Disordered Mast Cells, and the Clues to Food Allergy
The following editorial reflects the opinion of the author, and not necessarily Allergic Living’s editors. It is based on her own extensive research and personal experience.
FOOD Allergies, Eosinophilic Esophagitis (EoE), Autism, Asthma, Celiac Disease and Eczema all have mast cell issues in common. There is a huge need for research into food allergy and its relationship with these other diseases. You have probably heard of most of these diagnoses except for maybe a new diagnosis called Mast Cell Disorder.
My daughter and I are both diagnosed with mast cell disorder, which has led me to do research into these disorders and how they relate to these other diseases, especially since my daughter also has tree pollen allergies, celiac disease and ADHD; I have EoE, environmental and other severe food allergies; and my son has a diagnosis of multiple life-threatening food allergies, eczema, environmental allergies and asthma.
I believe there’s a huge opportunity to find a cure for these diseases by combining research efforts. In my work at AllergicChild.com, I’ve heard from so many families who have one child with celiac disease and one with food allergies; or some other combination of the issues above that there seems to be a link between these conditions. And as far as I know, no research has been done to look at a “main cause” of all these diagnoses. Yet, all are on the rise in our children.
Additionally, with the Oral Immunotherapy (OIT) and Sublingual Immunotherapy (SLIT) research that’s currently being done in an attempt to find a cure for food allergies, it concerns me greatly that children participating in a research study may not be aware that they are trading one disease for another. They may be getting rid of their food allergies, and end up being diagnosed with EoE or a mast cell disorder somewhere in their future.
In fact, some children have to cease participation in a research study because of a diagnosis with EoE, that later resolved after ending peanut desensitization. Research on milk OIT was reported at the recent AAAAI meeting where patients were found to become more reactive to milk after three to five years of desensitization. I’m wondering if this is because a threshold has been reached where their immune system has gone into a constant state of reaction – another way of explaining a mast cell disorder.
So much isn’t known about how the immune system functions, and approximately 75 percent of our immune system is in our gut.
Science of Allergic Response
I’m not a medical doctor nor an allergist, but this is what I understand occurs in our body when the body senses an invader, or foreign substance, and the immune system is triggered. An allergy is an over-compensation of the body’s immune system when confronted with the protein of a food, a drug (such as penicillin), a bee sting or an airborne pollen that the body views as an invader. The body releases an overload of histamines in response to the attacker substance, which can create symptoms such as a runny nose all the way to the extreme of anaphylaxis.

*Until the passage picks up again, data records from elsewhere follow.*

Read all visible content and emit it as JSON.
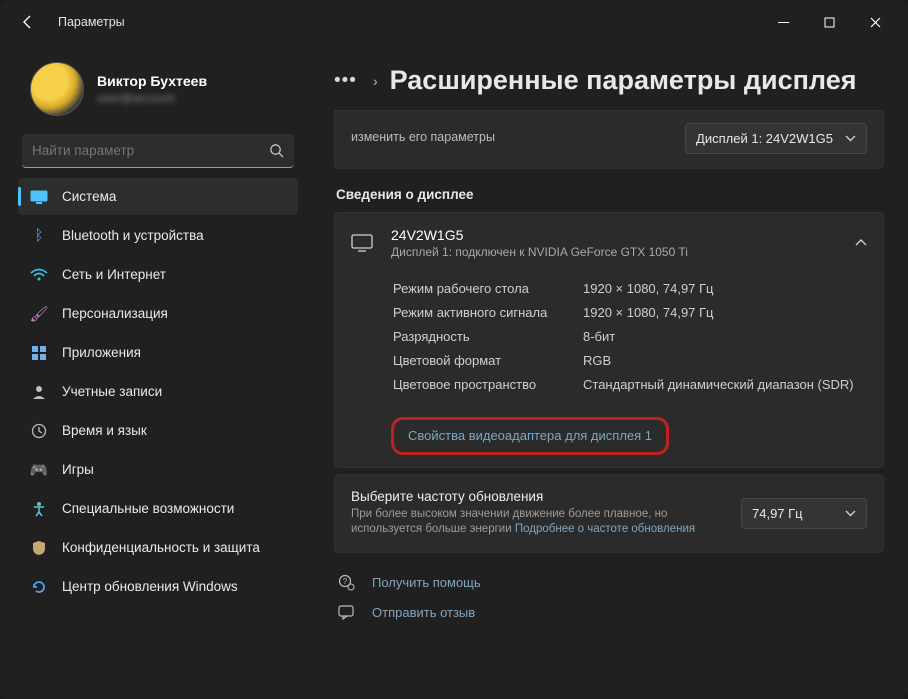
{
  "titlebar": {
    "title": "Параметры"
  },
  "profile": {
    "name": "Виктор Бухтеев",
    "sub": "user@account"
  },
  "search": {
    "placeholder": "Найти параметр"
  },
  "nav": {
    "items": [
      {
        "label": "Система"
      },
      {
        "label": "Bluetooth и устройства"
      },
      {
        "label": "Сеть и Интернет"
      },
      {
        "label": "Персонализация"
      },
      {
        "label": "Приложения"
      },
      {
        "label": "Учетные записи"
      },
      {
        "label": "Время и язык"
      },
      {
        "label": "Игры"
      },
      {
        "label": "Специальные возможности"
      },
      {
        "label": "Конфиденциальность и защита"
      },
      {
        "label": "Центр обновления Windows"
      }
    ]
  },
  "page": {
    "heading": "Расширенные параметры дисплея",
    "topcard_text": "изменить его параметры",
    "ddl_value": "Дисплей 1: 24V2W1G5",
    "section_info": "Сведения о дисплее",
    "display": {
      "name": "24V2W1G5",
      "sub": "Дисплей 1: подключен к NVIDIA GeForce GTX 1050 Ti",
      "table": {
        "k0": "Режим рабочего стола",
        "v0": "1920 × 1080, 74,97 Гц",
        "k1": "Режим активного сигнала",
        "v1": "1920 × 1080, 74,97 Гц",
        "k2": "Разрядность",
        "v2": "8-бит",
        "k3": "Цветовой формат",
        "v3": "RGB",
        "k4": "Цветовое пространство",
        "v4": "Стандартный динамический диапазон (SDR)"
      },
      "adapter_link": "Свойства видеоадаптера для дисплея 1"
    },
    "refresh": {
      "title": "Выберите частоту обновления",
      "sub": "При более высоком значении движение более плавное, но используется больше энергии ",
      "more": "Подробнее о частоте обновления",
      "value": "74,97 Гц"
    },
    "footer": {
      "help": "Получить помощь",
      "feedback": "Отправить отзыв"
    }
  }
}
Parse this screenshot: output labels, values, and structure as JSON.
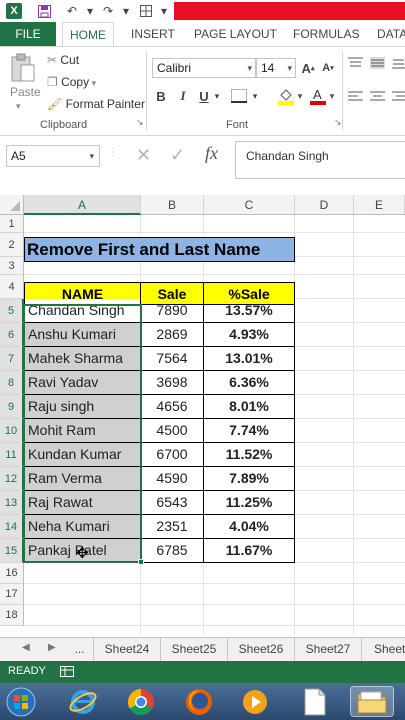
{
  "ribbon_tabs": [
    "FILE",
    "HOME",
    "INSERT",
    "PAGE LAYOUT",
    "FORMULAS",
    "DATA"
  ],
  "clipboard": {
    "paste": "Paste",
    "cut": "Cut",
    "copy": "Copy",
    "format_painter": "Format Painter",
    "group": "Clipboard"
  },
  "font": {
    "name": "Calibri",
    "size": "14",
    "group": "Font",
    "bold": "B",
    "italic": "I",
    "underline": "U"
  },
  "name_box": "A5",
  "formula": "Chandan Singh",
  "fx": "fx",
  "columns": [
    "A",
    "B",
    "C",
    "D",
    "E"
  ],
  "rows": [
    "1",
    "2",
    "3",
    "4",
    "5",
    "6",
    "7",
    "8",
    "9",
    "10",
    "11",
    "12",
    "13",
    "14",
    "15",
    "16",
    "17",
    "18"
  ],
  "sheet": {
    "title": "Remove First and Last Name",
    "headers": [
      "NAME",
      "Sale",
      "%Sale"
    ],
    "data": [
      [
        "Chandan Singh",
        "7890",
        "13.57%"
      ],
      [
        "Anshu Kumari",
        "2869",
        "4.93%"
      ],
      [
        "Mahek Sharma",
        "7564",
        "13.01%"
      ],
      [
        "Ravi Yadav",
        "3698",
        "6.36%"
      ],
      [
        "Raju singh",
        "4656",
        "8.01%"
      ],
      [
        "Mohit Ram",
        "4500",
        "7.74%"
      ],
      [
        "Kundan Kumar",
        "6700",
        "11.52%"
      ],
      [
        "Ram Verma",
        "4590",
        "7.89%"
      ],
      [
        "Raj Rawat",
        "6543",
        "11.25%"
      ],
      [
        "Neha Kumari",
        "2351",
        "4.04%"
      ],
      [
        "Pankaj Patel",
        "6785",
        "11.67%"
      ]
    ]
  },
  "sheet_tabs": [
    "...",
    "Sheet24",
    "Sheet25",
    "Sheet26",
    "Sheet27",
    "Sheet"
  ],
  "status": "READY",
  "colors": {
    "excel_green": "#217346",
    "title_fill": "#8db4e2",
    "header_fill": "#ffff00",
    "selection": "#d0d0d0",
    "close_red": "#e81123"
  }
}
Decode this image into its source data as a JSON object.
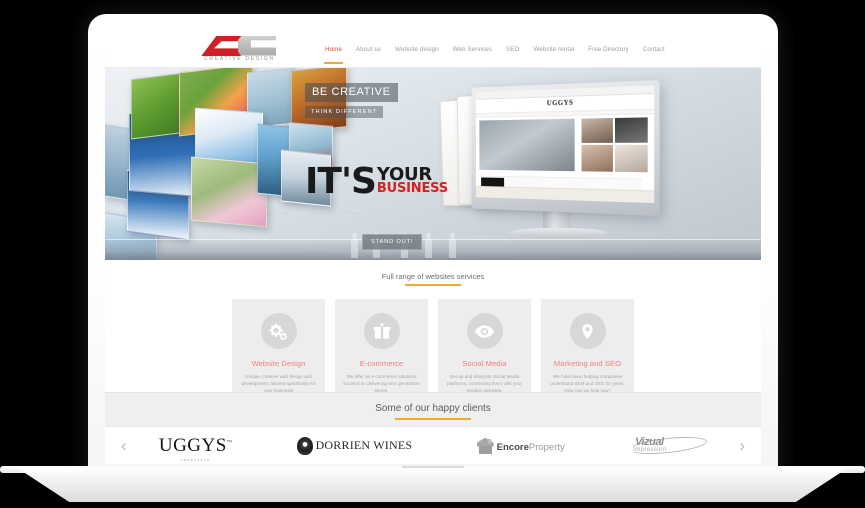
{
  "device": {
    "type": "laptop-mockup",
    "background_color": "#000000",
    "bezel_color": "#ffffff"
  },
  "site": {
    "logo": {
      "mark_letters": "DC",
      "tagline": "CREATIVE DESIGN",
      "red": "#cf2027",
      "grey": "#b5b5b5"
    },
    "nav": {
      "items": [
        {
          "label": "Home",
          "active": true
        },
        {
          "label": "About us",
          "active": false
        },
        {
          "label": "Website design",
          "active": false
        },
        {
          "label": "Web Services",
          "active": false
        },
        {
          "label": "SEO",
          "active": false
        },
        {
          "label": "Website rental",
          "active": false
        },
        {
          "label": "Free Directory",
          "active": false
        },
        {
          "label": "Contact",
          "active": false
        }
      ],
      "active_color": "#e8453c",
      "inactive_color": "#9d9d9d",
      "underline_color": "#f0a830"
    },
    "hero": {
      "tagline_primary": "BE CREATIVE",
      "tagline_secondary": "THINK DIFFERENT",
      "headline_part1": "IT'S",
      "headline_part2": "YOUR",
      "headline_part3": "BUSINESS",
      "headline_accent_color": "#d6201f",
      "cta_label": "STAND OUT!",
      "binary_overlay": "01 0101 001 0001 0101 01 001 0101 00101 01 0001 1001 0101 001 01101 0011 01 0101 001 0001 0101 01 001 0101 00101 01 0001"
    },
    "services": {
      "heading": "Full range of websites services",
      "accent_color": "#f0a830",
      "cards": [
        {
          "icon": "gears-icon",
          "title": "Website Design",
          "description": "Unique, creative web design and development, tailored specifically for your business!"
        },
        {
          "icon": "gift-icon",
          "title": "E-commerce",
          "description": "We offer an e-commerce solutions focused on delivering next generation stores."
        },
        {
          "icon": "eye-icon",
          "title": "Social Media",
          "description": "Set-up and integrate Social Media platforms, connecting them with your existing websites."
        },
        {
          "icon": "map-pin-icon",
          "title": "Marketing and SEO",
          "description": "We have been helping companies understand SEM and SEO for years. How can we help you?"
        }
      ],
      "card_title_color": "#ef7f7c",
      "card_background": "#ededed"
    },
    "clients": {
      "heading": "Some of our happy clients",
      "accent_color": "#f0a830",
      "prev_arrow": "‹",
      "next_arrow": "›",
      "logos": [
        {
          "name": "UGGYS",
          "trademark": "™",
          "subtext": "SHEEPSKIN"
        },
        {
          "name": "DORRIEN WINES",
          "emblem": "crest-icon"
        },
        {
          "name_bold": "Encore",
          "name_light": "Property",
          "emblem": "house-icon"
        },
        {
          "name_top": "Vizual",
          "name_bottom": "Impression",
          "emblem": "swoosh-icon"
        }
      ]
    }
  }
}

The immune system normally protects the body from harmful items such as bacteria or viruses. In the case of allergies, the immune system has a hypersensitivity or an allergic reaction. During an exposure to an allergen, B cells are alerted and turned into plasma cells which produce IgE (immunoglobulin E) antibodies to fight the “invader.” These antibodies travel through the body until they come into contact with the immune cells called mast cells.
Mast cells are present in the skin, respiratory system and the gut and are important to keep us healthy by fighting off viruses, etc. The antibodies attach themselves to the mast cells via a receptor on the surface and remain attached. That way the next time the immune system meets up with the same “invader”, the system is primed to react again.
Eosinophils are white blood cells that are one of the immune system components responsible for combating parasites and certain infections. IgE, mast cells, basophils, and eosinophils are essential components of allergic inflammation. Mast cells are tissue resident cells and uniquely required for immediate hypersensitivity. Basophils are largely circulating cells, but home to areas of allergic inflammation during the late phase response. Eosinophils are resident to the GI tract, but also home to allergic inflammatory sites.
Patients with EoE have a high level of white blood cells, or eosinophils, in their esophagus. Research has shown the relationship between high eosinophils and high mast cells. Dr. T.C. Theoharides of Tufts University has found that children with autism have high mast cells, which he postulates causes the severe form of “brain fog” that these patients experience. The brain-blood barrier is compromised and affected by high mast cells. Research has found that patients with untreated celiac disease have depressed levels of mast cells, as do patients with eczema in different recent research.
Patients with mast cell disorders may or may not have true IgE food allergies; however most of these patients are triggered by high histamine foods. Many are triggered by pollen allergies, and/or certain drugs that increase mast cells. It’s interesting that all of these conditions involve mast cells not being “normal.”
Next: Finding Dr. Miner and the Allergic Threshold